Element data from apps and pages
--------------------------------------------------

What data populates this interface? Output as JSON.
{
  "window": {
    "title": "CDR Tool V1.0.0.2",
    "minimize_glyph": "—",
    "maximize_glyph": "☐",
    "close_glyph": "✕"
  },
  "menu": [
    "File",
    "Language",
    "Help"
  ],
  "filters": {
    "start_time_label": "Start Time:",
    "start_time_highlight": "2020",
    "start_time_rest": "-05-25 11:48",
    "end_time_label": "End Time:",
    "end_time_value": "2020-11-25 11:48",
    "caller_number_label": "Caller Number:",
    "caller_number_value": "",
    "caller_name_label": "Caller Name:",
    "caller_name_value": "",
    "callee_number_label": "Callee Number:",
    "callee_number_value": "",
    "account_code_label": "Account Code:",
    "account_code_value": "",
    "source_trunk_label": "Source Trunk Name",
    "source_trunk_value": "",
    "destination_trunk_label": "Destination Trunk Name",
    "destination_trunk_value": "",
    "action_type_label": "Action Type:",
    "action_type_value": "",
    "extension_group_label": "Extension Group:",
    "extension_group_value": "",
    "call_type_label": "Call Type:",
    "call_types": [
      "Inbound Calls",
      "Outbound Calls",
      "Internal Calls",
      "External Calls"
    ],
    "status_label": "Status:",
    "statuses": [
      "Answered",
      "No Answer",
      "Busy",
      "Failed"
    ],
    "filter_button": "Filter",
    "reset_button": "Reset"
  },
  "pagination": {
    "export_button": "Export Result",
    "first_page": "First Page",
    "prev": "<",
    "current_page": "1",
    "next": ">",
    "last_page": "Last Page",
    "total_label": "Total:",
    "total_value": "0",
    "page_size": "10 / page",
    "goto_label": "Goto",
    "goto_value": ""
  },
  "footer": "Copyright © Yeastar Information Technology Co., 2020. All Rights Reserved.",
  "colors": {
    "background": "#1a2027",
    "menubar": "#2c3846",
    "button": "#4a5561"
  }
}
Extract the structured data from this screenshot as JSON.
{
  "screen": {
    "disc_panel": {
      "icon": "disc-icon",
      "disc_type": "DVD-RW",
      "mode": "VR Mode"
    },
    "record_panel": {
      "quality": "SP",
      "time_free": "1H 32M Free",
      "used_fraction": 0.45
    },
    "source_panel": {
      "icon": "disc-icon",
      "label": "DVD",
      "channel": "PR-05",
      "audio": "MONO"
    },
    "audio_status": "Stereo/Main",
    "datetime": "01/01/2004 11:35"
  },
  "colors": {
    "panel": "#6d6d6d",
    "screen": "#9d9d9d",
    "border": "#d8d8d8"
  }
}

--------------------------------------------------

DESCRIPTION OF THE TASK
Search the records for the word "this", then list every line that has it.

COMPLETED TASK
What data populates this interface? Output as JSON.
Extract the structured data from this screenshot as JSON.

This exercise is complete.